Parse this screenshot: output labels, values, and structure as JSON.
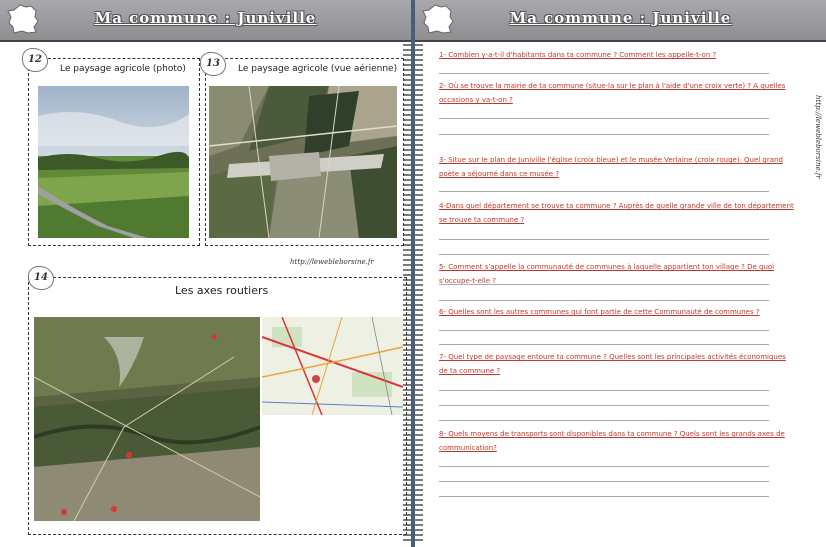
{
  "left": {
    "title": "Ma commune : Juniville",
    "sections": [
      {
        "num": "12",
        "caption": "Le paysage agricole (photo)"
      },
      {
        "num": "13",
        "caption": "Le paysage agricole (vue aérienne)"
      },
      {
        "num": "14",
        "caption": "Les axes routiers"
      }
    ],
    "url": "http://lewebleborsine.fr"
  },
  "right": {
    "title": "Ma commune : Juniville",
    "url_vertical": "http://lewebleborsine.fr",
    "questions": [
      "1- Combien y-a-t-il d'habitants dans ta commune ? Comment les appelle-t-on ?",
      "2- Où se trouve la mairie de ta commune (situe-la sur le plan à l'aide d'une croix verte) ? A quelles occasions y va-t-on ?",
      "3- Situe sur le plan de Juniville l'église (croix bleue) et le musée Verlaine (croix rouge). Quel grand poète a séjourné dans ce musée ?",
      "4-Dans quel département se trouve ta commune ? Auprès de quelle grande ville de ton département se trouve ta commune ?",
      "5- Comment s'appelle la communauté de communes à laquelle appartient ton village ? De quoi s'occupe-t-elle ?",
      "6- Quelles sont les autres communes qui font partie de cette Communauté de communes ?",
      "7- Quel type de paysage entoure ta commune ? Quelles sont les principales activités économiques de ta commune ?",
      "8- Quels moyens de transports sont disponibles dans ta commune ? Quels sont les grands axes de communication?"
    ]
  }
}
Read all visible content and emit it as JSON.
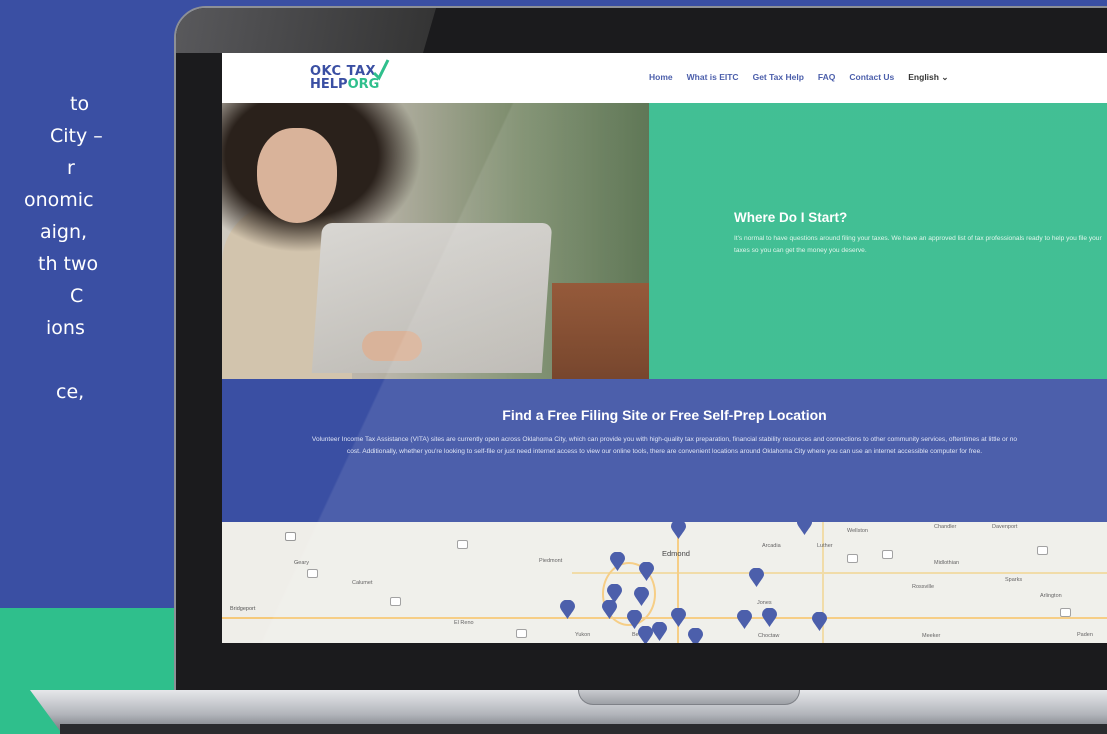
{
  "left_panel": {
    "lines": [
      "to",
      "City –",
      "r",
      "onomic",
      "aign,",
      "th two",
      "C",
      "ions",
      "ce,"
    ],
    "background": "#3a4fa3",
    "accent": "#2fbf8c"
  },
  "site": {
    "logo_line1": "OKC TAX",
    "logo_line2_a": "HELP",
    "logo_line2_b": "ORG",
    "nav": [
      "Home",
      "What is EITC",
      "Get Tax Help",
      "FAQ",
      "Contact Us"
    ],
    "language": "English ⌄",
    "hero": {
      "title": "Where Do I Start?",
      "body": "It's normal to have questions around filing your taxes. We have an approved list of tax professionals ready to help you file your taxes so you can get the money you deserve."
    },
    "band": {
      "title": "Find a Free Filing Site or Free Self-Prep Location",
      "body": "Volunteer Income Tax Assistance (VITA) sites are currently open across Oklahoma City, which can provide you with high-quality tax preparation, financial stability resources and connections to other community services, oftentimes at little or no cost. Additionally, whether you're looking to self-file or just need internet access to view our online tools, there are convenient locations around Oklahoma City where you can use an internet accessible computer for free."
    },
    "map": {
      "towns": [
        "Geary",
        "Calumet",
        "Bridgeport",
        "Piedmont",
        "Edmond",
        "Arcadia",
        "Luther",
        "Wellston",
        "Chandler",
        "Davenport",
        "Midlothian",
        "Sparks",
        "Rossville",
        "Arlington",
        "Jones",
        "El Reno",
        "Yukon",
        "Bethany",
        "Choctaw",
        "Meeker",
        "Paden"
      ],
      "pin_color": "#3a4fa3"
    },
    "colors": {
      "blue": "#3a4fa3",
      "green": "#2fb98a"
    }
  }
}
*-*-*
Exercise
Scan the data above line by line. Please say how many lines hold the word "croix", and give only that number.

Solution for this task
2